[Excerpts from a dataset]
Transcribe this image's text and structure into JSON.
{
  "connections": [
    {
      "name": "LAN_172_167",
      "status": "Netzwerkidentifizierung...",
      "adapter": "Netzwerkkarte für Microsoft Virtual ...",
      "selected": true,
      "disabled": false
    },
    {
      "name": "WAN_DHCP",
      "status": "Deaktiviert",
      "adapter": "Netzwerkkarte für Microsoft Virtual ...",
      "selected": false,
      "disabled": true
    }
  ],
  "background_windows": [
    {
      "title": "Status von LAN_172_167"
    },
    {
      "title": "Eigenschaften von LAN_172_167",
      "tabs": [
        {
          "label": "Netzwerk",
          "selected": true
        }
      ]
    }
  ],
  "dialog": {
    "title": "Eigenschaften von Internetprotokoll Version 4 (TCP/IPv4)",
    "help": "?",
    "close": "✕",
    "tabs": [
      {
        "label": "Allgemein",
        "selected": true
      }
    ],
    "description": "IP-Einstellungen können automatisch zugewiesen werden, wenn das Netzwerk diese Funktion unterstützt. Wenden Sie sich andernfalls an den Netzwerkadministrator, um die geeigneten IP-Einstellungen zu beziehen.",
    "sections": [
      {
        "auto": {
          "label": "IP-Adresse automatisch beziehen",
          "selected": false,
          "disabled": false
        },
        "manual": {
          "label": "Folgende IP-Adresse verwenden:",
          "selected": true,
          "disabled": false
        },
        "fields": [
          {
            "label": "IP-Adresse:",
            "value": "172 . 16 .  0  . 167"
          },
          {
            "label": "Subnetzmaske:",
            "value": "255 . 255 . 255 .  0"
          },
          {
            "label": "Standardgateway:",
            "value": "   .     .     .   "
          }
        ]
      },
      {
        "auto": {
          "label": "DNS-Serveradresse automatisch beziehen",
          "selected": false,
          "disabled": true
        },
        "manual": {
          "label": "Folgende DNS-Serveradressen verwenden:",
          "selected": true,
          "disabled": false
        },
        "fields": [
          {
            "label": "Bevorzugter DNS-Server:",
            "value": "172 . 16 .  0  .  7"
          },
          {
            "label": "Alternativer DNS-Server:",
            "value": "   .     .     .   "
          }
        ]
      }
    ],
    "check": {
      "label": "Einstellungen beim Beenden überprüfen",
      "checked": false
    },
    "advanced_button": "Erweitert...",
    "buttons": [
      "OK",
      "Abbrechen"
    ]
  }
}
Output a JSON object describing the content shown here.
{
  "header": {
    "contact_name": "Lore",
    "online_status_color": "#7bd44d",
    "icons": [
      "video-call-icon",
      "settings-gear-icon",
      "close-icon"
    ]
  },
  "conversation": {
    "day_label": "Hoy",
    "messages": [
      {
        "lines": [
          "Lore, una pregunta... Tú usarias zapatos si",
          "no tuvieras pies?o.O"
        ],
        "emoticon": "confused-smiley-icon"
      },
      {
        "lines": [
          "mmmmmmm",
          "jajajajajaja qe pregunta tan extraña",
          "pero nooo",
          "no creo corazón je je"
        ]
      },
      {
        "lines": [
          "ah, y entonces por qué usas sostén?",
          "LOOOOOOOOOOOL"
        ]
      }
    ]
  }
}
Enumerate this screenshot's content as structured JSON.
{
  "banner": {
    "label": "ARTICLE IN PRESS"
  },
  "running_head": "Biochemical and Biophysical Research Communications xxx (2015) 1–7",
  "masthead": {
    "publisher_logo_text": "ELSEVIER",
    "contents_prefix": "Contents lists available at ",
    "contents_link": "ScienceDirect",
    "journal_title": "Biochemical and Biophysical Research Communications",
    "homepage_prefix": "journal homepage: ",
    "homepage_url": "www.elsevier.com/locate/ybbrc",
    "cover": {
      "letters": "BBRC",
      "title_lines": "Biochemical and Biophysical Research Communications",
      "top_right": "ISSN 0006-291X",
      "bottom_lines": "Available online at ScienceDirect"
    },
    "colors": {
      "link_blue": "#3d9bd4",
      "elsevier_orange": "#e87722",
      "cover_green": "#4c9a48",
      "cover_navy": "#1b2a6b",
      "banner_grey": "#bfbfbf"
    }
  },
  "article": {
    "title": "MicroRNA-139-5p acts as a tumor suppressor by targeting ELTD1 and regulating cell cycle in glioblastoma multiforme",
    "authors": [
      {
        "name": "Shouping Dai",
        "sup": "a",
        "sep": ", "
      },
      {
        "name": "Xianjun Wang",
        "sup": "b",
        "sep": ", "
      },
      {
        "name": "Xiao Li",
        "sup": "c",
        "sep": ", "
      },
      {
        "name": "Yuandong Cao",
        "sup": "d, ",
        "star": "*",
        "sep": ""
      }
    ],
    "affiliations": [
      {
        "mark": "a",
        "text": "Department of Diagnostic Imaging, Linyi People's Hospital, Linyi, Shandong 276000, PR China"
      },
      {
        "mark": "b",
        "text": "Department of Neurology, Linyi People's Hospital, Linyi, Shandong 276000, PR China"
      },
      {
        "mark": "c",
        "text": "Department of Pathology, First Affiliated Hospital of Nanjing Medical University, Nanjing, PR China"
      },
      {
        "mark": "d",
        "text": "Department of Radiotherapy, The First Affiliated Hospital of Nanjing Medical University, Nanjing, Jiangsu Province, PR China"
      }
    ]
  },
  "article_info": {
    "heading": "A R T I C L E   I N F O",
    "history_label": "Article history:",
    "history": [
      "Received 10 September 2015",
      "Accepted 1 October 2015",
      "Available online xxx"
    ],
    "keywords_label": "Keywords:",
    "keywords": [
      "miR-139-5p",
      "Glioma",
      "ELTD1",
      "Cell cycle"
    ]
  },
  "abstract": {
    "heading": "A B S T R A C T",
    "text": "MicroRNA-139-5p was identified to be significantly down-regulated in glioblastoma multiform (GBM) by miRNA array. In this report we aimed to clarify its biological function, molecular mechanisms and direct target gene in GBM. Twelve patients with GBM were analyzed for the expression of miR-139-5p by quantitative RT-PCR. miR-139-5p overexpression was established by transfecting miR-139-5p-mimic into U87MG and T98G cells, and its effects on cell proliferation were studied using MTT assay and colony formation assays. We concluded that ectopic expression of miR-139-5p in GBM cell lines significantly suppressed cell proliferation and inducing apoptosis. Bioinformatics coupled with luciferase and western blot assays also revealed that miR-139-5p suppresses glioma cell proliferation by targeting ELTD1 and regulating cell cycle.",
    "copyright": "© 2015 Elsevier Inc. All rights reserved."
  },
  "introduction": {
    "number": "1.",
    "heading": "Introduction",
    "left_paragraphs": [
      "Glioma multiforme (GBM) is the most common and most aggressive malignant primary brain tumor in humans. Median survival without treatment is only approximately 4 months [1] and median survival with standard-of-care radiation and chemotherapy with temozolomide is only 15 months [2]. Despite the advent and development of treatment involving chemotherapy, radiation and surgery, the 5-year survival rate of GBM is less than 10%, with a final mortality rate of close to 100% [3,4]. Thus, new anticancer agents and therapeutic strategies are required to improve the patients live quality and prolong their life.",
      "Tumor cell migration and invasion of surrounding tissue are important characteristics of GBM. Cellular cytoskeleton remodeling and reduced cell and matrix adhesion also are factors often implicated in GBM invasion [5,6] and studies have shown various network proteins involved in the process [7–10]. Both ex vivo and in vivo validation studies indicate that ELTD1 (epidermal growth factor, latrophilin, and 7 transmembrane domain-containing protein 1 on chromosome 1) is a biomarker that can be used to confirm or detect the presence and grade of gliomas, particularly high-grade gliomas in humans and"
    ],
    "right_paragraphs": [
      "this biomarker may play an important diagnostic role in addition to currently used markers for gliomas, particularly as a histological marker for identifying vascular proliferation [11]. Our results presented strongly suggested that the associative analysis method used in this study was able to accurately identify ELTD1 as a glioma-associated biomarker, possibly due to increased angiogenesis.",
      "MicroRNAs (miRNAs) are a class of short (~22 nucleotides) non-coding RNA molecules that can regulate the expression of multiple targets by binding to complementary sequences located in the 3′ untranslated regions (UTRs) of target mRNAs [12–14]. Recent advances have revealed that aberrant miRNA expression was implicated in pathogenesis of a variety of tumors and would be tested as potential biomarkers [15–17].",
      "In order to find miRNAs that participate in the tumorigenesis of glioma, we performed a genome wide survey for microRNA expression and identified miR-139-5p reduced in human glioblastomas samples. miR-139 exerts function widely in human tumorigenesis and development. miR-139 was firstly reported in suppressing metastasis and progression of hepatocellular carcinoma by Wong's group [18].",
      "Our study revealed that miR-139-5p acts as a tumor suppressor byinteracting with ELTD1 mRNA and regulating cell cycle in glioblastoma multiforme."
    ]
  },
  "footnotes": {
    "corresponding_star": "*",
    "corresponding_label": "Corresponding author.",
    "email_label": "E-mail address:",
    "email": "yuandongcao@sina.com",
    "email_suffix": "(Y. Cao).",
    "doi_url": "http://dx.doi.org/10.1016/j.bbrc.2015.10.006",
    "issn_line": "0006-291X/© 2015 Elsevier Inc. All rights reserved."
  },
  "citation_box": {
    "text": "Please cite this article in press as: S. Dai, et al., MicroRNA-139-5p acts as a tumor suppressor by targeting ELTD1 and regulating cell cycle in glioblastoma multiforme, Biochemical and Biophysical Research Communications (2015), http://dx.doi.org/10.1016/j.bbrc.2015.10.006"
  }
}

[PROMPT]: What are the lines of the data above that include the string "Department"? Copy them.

[EXERCISE SOLUTION]:
        "text": "Department of Diagnostic Imaging, Linyi People's Hospital, Linyi, Shandong 276000, PR China"
        "text": "Department of Neurology, Linyi People's Hospital, Linyi, Shandong 276000, PR China"
        "text": "Department of Pathology, First Affiliated Hospital of Nanjing Medical University, Nanjing, PR China"
        "text": "Department of Radiotherapy, The First Affiliated Hospital of Nanjing Medical University, Nanjing, Jiangsu Province, PR China"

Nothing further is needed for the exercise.